##### Data for this task #####

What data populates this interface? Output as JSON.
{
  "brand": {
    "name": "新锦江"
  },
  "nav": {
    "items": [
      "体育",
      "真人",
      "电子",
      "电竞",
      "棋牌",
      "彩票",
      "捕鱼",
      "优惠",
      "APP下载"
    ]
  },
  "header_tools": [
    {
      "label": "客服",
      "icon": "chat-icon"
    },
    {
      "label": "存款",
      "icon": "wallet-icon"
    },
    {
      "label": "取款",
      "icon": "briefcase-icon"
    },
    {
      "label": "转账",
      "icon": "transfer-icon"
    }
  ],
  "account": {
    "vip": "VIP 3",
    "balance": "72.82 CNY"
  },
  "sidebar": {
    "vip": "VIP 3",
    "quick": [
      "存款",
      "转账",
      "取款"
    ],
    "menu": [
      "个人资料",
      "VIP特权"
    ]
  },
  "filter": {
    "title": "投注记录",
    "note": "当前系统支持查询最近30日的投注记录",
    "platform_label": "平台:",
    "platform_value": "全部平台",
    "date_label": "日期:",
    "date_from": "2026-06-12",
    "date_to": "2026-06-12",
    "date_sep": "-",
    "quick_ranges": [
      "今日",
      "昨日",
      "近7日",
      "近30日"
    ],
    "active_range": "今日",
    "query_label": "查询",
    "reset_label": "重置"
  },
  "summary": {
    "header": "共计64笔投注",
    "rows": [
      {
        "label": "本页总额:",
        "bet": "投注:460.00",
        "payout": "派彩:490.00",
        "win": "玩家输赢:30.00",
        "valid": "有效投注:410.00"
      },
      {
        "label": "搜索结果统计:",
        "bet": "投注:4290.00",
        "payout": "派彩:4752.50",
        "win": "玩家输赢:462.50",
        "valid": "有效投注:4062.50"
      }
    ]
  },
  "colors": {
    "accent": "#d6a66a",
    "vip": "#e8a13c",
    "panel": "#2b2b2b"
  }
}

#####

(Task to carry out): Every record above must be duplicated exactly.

(Written solution):
What data populates this interface? Output as JSON.
{
  "brand": {
    "name": "新锦江"
  },
  "nav": {
    "items": [
      "体育",
      "真人",
      "电子",
      "电竞",
      "棋牌",
      "彩票",
      "捕鱼",
      "优惠",
      "APP下载"
    ]
  },
  "header_tools": [
    {
      "label": "客服",
      "icon": "chat-icon"
    },
    {
      "label": "存款",
      "icon": "wallet-icon"
    },
    {
      "label": "取款",
      "icon": "briefcase-icon"
    },
    {
      "label": "转账",
      "icon": "transfer-icon"
    }
  ],
  "account": {
    "vip": "VIP 3",
    "balance": "72.82 CNY"
  },
  "sidebar": {
    "vip": "VIP 3",
    "quick": [
      "存款",
      "转账",
      "取款"
    ],
    "menu": [
      "个人资料",
      "VIP特权"
    ]
  },
  "filter": {
    "title": "投注记录",
    "note": "当前系统支持查询最近30日的投注记录",
    "platform_label": "平台:",
    "platform_value": "全部平台",
    "date_label": "日期:",
    "date_from": "2026-06-12",
    "date_to": "2026-06-12",
    "date_sep": "-",
    "quick_ranges": [
      "今日",
      "昨日",
      "近7日",
      "近30日"
    ],
    "active_range": "今日",
    "query_label": "查询",
    "reset_label": "重置"
  },
  "summary": {
    "header": "共计64笔投注",
    "rows": [
      {
        "label": "本页总额:",
        "bet": "投注:460.00",
        "payout": "派彩:490.00",
        "win": "玩家输赢:30.00",
        "valid": "有效投注:410.00"
      },
      {
        "label": "搜索结果统计:",
        "bet": "投注:4290.00",
        "payout": "派彩:4752.50",
        "win": "玩家输赢:462.50",
        "valid": "有效投注:4062.50"
      }
    ]
  },
  "colors": {
    "accent": "#d6a66a",
    "vip": "#e8a13c",
    "panel": "#2b2b2b"
  }
}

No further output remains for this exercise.